Cyprus laws concerning the acquisition of property

Law book

On its accession to the EU, Cyprus revised many of its laws that placed restrictions on property investment by citizens of other EU member states.

But to protect its sensitive property market, it agreed a five-year transitional period with the European Union preventing EU citizens who are not permanent residents of the island from owning secondary residences.

That transition period has now come to end and EU citizens are now allowed to own as much property as they wish. 

The acquisition of immovable property by EU citizens

A national of an EU member country is permitted to own as much ‘immovable property’ (a term that includes both land and property) as they wish.

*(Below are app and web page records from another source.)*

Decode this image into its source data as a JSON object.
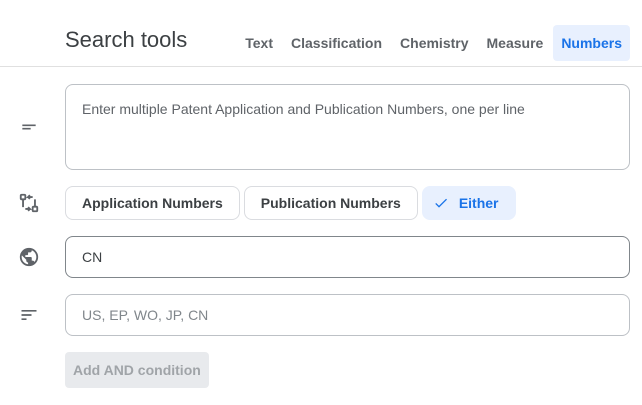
{
  "header": {
    "title": "Search tools",
    "tabs": [
      {
        "label": "Text",
        "active": false
      },
      {
        "label": "Classification",
        "active": false
      },
      {
        "label": "Chemistry",
        "active": false
      },
      {
        "label": "Measure",
        "active": false
      },
      {
        "label": "Numbers",
        "active": true
      }
    ]
  },
  "numbers_input": {
    "value": "",
    "placeholder": "Enter multiple Patent Application and Publication Numbers, one per line"
  },
  "number_type": {
    "options": [
      "Application Numbers",
      "Publication Numbers",
      "Either"
    ],
    "selected": "Either"
  },
  "country_field": {
    "value": "CN",
    "placeholder": ""
  },
  "priority_field": {
    "value": "",
    "placeholder": "US, EP, WO, JP, CN"
  },
  "add_condition": {
    "label": "Add AND condition",
    "disabled": true
  },
  "icons": {
    "row1": "short-text-icon",
    "row2": "route-icon",
    "row3": "globe-icon",
    "row4": "sort-icon",
    "check": "check-icon"
  },
  "colors": {
    "accent": "#1a73e8",
    "accent_bg": "#e8f0fe",
    "text": "#3c4043",
    "icon": "#5f6368"
  }
}
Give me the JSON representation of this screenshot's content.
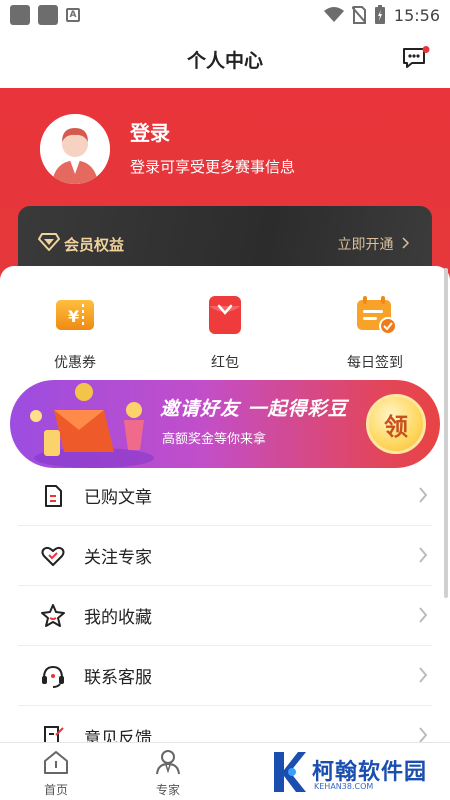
{
  "status_bar": {
    "time": "15:56"
  },
  "header": {
    "title": "个人中心"
  },
  "profile": {
    "login_title": "登录",
    "login_subtitle": "登录可享受更多赛事信息"
  },
  "vip": {
    "label": "会员权益",
    "open_label": "立即开通",
    "accent_color": "#f0d39c"
  },
  "quick_actions": [
    {
      "label": "优惠券",
      "icon": "coupon-icon"
    },
    {
      "label": "红包",
      "icon": "red-packet-icon"
    },
    {
      "label": "每日签到",
      "icon": "calendar-checkin-icon"
    }
  ],
  "banner": {
    "title": "邀请好友  一起得彩豆",
    "subtitle": "高额奖金等你来拿",
    "button": "领"
  },
  "menu": [
    {
      "label": "已购文章",
      "icon": "document-icon"
    },
    {
      "label": "关注专家",
      "icon": "heart-icon"
    },
    {
      "label": "我的收藏",
      "icon": "star-icon"
    },
    {
      "label": "联系客服",
      "icon": "headset-icon"
    },
    {
      "label": "意见反馈",
      "icon": "feedback-icon"
    }
  ],
  "tabbar": [
    {
      "label": "首页",
      "icon": "home-icon"
    },
    {
      "label": "专家",
      "icon": "expert-icon"
    }
  ],
  "watermark": {
    "brand": "柯翰软件园",
    "url": "KEHAN38.COM"
  },
  "colors": {
    "brand_red": "#e8343a",
    "gold": "#f6b73c"
  }
}
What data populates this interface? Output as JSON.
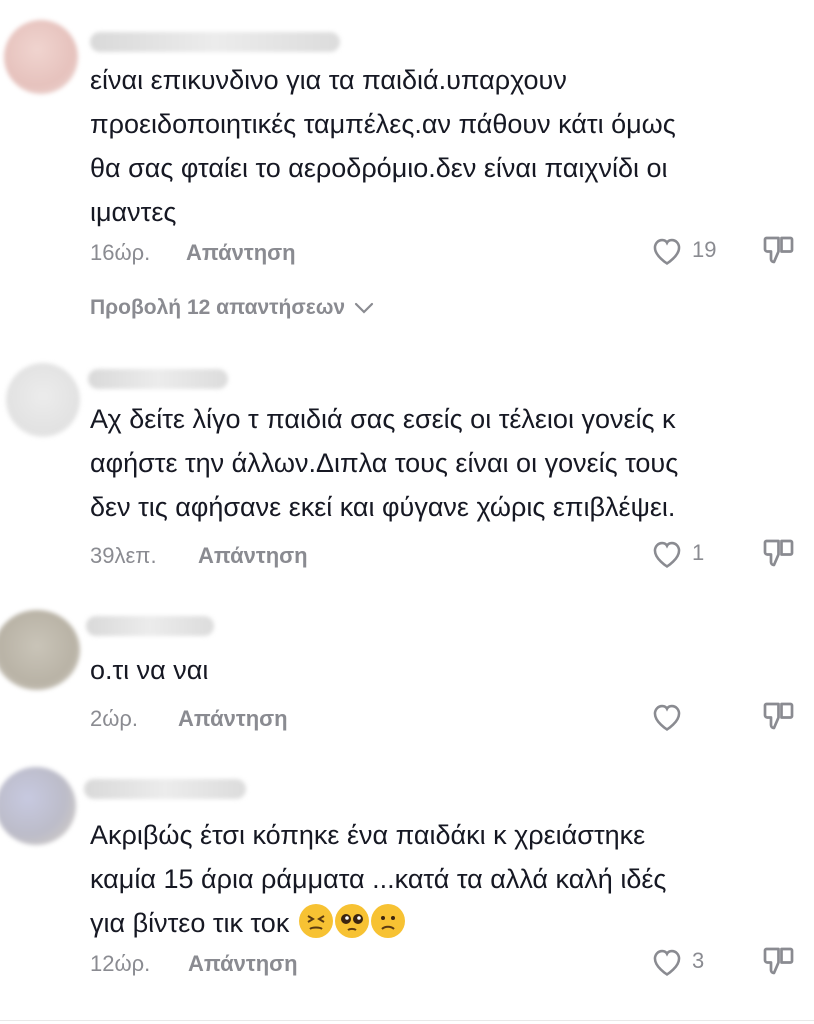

Once the Title Deeds for the property they are buying become available, they are required to provide proof of their citizenship by taking their passport to the District Lands office when they pay the Property Transfer Fees.

The acquisition of immovable property by non-EU citizens

A national of a non-European Union country must seek the approval of the 'Council of Ministers' before they can own any type of immovable property. Furthermore, unless there are exceptional circumstances, their ownership will be limited to:

(In exceptional circumstances, the Council of Ministers will grant permission to own more than one building. For example, if you're property developer and wish to take over a hotel).

Obtaining Council of Ministers approval

To get Council of Ministers approval to own property in Cyprus your lawyer will complete an application form and submit it, together with information about yourself and details of the property you want to buy, to the local District Office.

The District Officer makes further enquiries and prepares a report that he submits to the Council of Ministers for their consideration. In the meantime, any contract you have signed and deposited at the Land Registry for Specific Performance to purchase a property remains valid and you may take possession of the property while your case is being considered.

The Council of Ministers advises the District Officer of its decision. In turn, the District Officer sends you a letter of approval (a permit) or refusal.

It is unusual for the Council of Ministers to refuse permission to bona fide foreign nationals.

When applying to the Council of Ministers, the following documents & information must be submitted: